Stran 107 - Happy is the man that findeth wisdom, and the man that getteth understanding; for the merchandise of it is better than the merchandise of silver, and the gain thereof than fine gold.
Stran 38 - AND every denomination of Christians, demeaning themselves peaceably, and as good subjects of the Commonwealth, shall be equally under the protection of the law: And no subordination of any one sect or denomination to another shall ever be established by law.
Stran 37 - Its felicities often seem to be almost things, rather than mere words. It is part of the national mind, and the anchor of national seriousness. The memory of the dead passes into it. The potent traditions of childhood are stereotyped in its verses. The power of all the griefs and trials of a man is hidden beneath its words.
Stran 37 - Who will not say that the uncommon beauty and marvellous English of the Protestant Bible is not one of the great strongholds of heresy in this country ? It lives on the ear, like a music that can never be forgotten, like the sound of church bells, which the convert hardly knows how he can forego. Its felicities often seem to be almost things rather than mere words. It is part of the national mind, and the anchor of national seriousness The memory of the dead passes into it.
Stran 23 - ... not expressly conceded, that schools, in order to realize the intent of the constitution in their behalf, must be subjected to system and order under established rules. Hence, the law charges the committee with the duty of " adopting all requisite measures for the inspection, examination and regulation of the schools, and the improvement of the scholars in learning:

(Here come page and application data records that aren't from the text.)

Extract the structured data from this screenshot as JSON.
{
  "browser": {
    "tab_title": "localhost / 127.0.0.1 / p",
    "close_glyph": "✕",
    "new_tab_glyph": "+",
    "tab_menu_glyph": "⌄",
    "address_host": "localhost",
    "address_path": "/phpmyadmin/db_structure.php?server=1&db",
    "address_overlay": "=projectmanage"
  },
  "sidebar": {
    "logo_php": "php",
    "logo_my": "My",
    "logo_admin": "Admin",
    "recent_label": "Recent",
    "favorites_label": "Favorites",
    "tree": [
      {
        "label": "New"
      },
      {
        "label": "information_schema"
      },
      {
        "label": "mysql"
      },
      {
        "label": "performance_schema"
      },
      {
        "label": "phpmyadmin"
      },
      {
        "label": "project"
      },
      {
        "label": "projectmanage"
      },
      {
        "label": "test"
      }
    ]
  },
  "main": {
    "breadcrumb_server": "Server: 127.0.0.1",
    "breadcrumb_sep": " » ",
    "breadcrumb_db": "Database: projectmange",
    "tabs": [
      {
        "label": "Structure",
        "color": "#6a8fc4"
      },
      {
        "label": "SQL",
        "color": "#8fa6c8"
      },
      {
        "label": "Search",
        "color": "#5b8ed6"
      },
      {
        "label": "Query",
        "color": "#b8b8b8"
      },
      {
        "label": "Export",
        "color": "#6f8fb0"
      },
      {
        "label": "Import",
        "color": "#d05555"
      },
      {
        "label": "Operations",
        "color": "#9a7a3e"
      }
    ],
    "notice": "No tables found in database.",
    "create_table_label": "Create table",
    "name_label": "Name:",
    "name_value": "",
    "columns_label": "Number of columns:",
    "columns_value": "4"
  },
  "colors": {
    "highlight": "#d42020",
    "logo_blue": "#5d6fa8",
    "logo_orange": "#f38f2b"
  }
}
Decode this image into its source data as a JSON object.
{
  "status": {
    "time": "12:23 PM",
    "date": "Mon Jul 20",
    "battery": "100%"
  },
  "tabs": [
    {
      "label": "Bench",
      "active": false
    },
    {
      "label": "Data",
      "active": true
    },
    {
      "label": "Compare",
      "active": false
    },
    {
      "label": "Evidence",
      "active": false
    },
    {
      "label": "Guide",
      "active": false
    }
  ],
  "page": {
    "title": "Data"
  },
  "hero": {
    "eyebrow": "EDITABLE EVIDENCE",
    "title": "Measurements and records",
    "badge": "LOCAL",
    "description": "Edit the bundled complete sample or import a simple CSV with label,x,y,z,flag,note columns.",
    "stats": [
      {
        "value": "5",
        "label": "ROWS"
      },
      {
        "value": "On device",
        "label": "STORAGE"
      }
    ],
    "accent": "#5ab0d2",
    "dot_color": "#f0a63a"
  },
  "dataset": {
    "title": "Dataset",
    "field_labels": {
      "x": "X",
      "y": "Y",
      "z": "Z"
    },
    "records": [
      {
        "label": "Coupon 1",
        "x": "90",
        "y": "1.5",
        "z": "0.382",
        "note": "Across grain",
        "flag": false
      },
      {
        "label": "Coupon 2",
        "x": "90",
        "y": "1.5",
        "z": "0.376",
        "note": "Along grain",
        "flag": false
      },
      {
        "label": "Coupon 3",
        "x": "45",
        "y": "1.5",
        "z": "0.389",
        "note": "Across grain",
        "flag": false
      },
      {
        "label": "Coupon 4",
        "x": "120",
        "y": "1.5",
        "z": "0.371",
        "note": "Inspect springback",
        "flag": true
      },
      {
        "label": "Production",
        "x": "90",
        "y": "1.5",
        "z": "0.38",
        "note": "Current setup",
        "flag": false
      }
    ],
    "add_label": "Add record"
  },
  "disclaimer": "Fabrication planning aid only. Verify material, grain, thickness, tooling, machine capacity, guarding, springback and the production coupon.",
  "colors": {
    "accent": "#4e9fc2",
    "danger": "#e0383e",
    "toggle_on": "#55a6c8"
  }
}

Stran 33 - Knowledge does not comprise all which is contained in the larger term of education. The feelings are to be disciplined ; the passions are to be restrained ; true and worthy motives are to be inspired ; a profound religious feeling is to be instilled, and pure morality inculcated, under all circumstances. All this is comprised in education.
Stran 34 - through the entire Bible many times. I now make a practice to go through it once a year. It is the book of all others for lawyers as well as for divines; and I pity the man that cannot find in it a rich supply of thought. and of rules for his conduct ; it fits man for life — it prepares him for death.
Stran 41 - State. Then the laws of Pennsylvania, the statutes against blasphemy, the violation of the Lord's day, and others to the same effect, proceed on this great, broad principle, that the preservation of Christianity is one of the main ends of government. This is the general public policy of Pennsylvania.
Stran 63 - Knowledge dwells In heads replete with thoughts of other men ; Wisdom in minds attentive to their own. Knowledge, a rude unprofitable mass, The mere materials with which Wisdom builds, Till smooth'd, and squared, and fitted to its place, Does but encumber whom it seems to enrich.
Stran 23 - Cambridge, but did not know how to come to a young mind so as successfully to teach numeration. I had studied the classics, but could not teach a boy how to construct a simple English paragraph. I found myself wanting in that highest of arts, the art of simplifying things so that children can grasp them. From my own experience, I venture to say, that no liberal profession comes short of its objects as that of the instructor.